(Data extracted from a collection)
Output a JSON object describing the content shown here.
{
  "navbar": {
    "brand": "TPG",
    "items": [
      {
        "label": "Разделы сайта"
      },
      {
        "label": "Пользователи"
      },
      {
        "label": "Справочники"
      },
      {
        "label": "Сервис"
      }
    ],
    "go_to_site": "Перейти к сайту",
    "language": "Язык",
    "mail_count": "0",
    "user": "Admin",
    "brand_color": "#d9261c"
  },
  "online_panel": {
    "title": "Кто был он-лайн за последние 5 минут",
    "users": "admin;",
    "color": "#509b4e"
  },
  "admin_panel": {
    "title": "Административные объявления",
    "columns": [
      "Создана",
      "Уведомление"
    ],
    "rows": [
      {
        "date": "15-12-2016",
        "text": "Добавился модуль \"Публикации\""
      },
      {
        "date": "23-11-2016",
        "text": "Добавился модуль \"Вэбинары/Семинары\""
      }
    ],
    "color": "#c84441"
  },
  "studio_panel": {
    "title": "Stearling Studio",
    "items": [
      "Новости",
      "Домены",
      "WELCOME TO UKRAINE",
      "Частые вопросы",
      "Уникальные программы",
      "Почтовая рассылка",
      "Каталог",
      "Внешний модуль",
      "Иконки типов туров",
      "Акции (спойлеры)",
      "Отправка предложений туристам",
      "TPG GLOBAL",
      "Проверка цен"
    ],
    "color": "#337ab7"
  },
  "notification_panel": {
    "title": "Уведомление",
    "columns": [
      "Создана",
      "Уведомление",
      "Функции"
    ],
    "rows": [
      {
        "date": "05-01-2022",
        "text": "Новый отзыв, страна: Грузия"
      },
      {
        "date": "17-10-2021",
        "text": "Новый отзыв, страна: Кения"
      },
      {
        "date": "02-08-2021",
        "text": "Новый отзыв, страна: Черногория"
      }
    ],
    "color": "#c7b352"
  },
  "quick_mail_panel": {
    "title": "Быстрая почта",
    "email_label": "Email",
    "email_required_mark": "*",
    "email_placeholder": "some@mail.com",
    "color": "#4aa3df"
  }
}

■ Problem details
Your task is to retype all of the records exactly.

■ The answer
Output a JSON object describing the content shown here.
{
  "navbar": {
    "brand": "TPG",
    "items": [
      {
        "label": "Разделы сайта"
      },
      {
        "label": "Пользователи"
      },
      {
        "label": "Справочники"
      },
      {
        "label": "Сервис"
      }
    ],
    "go_to_site": "Перейти к сайту",
    "language": "Язык",
    "mail_count": "0",
    "user": "Admin",
    "brand_color": "#d9261c"
  },
  "online_panel": {
    "title": "Кто был он-лайн за последние 5 минут",
    "users": "admin;",
    "color": "#509b4e"
  },
  "admin_panel": {
    "title": "Административные объявления",
    "columns": [
      "Создана",
      "Уведомление"
    ],
    "rows": [
      {
        "date": "15-12-2016",
        "text": "Добавился модуль \"Публикации\""
      },
      {
        "date": "23-11-2016",
        "text": "Добавился модуль \"Вэбинары/Семинары\""
      }
    ],
    "color": "#c84441"
  },
  "studio_panel": {
    "title": "Stearling Studio",
    "items": [
      "Новости",
      "Домены",
      "WELCOME TO UKRAINE",
      "Частые вопросы",
      "Уникальные программы",
      "Почтовая рассылка",
      "Каталог",
      "Внешний модуль",
      "Иконки типов туров",
      "Акции (спойлеры)",
      "Отправка предложений туристам",
      "TPG GLOBAL",
      "Проверка цен"
    ],
    "color": "#337ab7"
  },
  "notification_panel": {
    "title": "Уведомление",
    "columns": [
      "Создана",
      "Уведомление",
      "Функции"
    ],
    "rows": [
      {
        "date": "05-01-2022",
        "text": "Новый отзыв, страна: Грузия"
      },
      {
        "date": "17-10-2021",
        "text": "Новый отзыв, страна: Кения"
      },
      {
        "date": "02-08-2021",
        "text": "Новый отзыв, страна: Черногория"
      }
    ],
    "color": "#c7b352"
  },
  "quick_mail_panel": {
    "title": "Быстрая почта",
    "email_label": "Email",
    "email_required_mark": "*",
    "email_placeholder": "some@mail.com",
    "color": "#4aa3df"
  }
}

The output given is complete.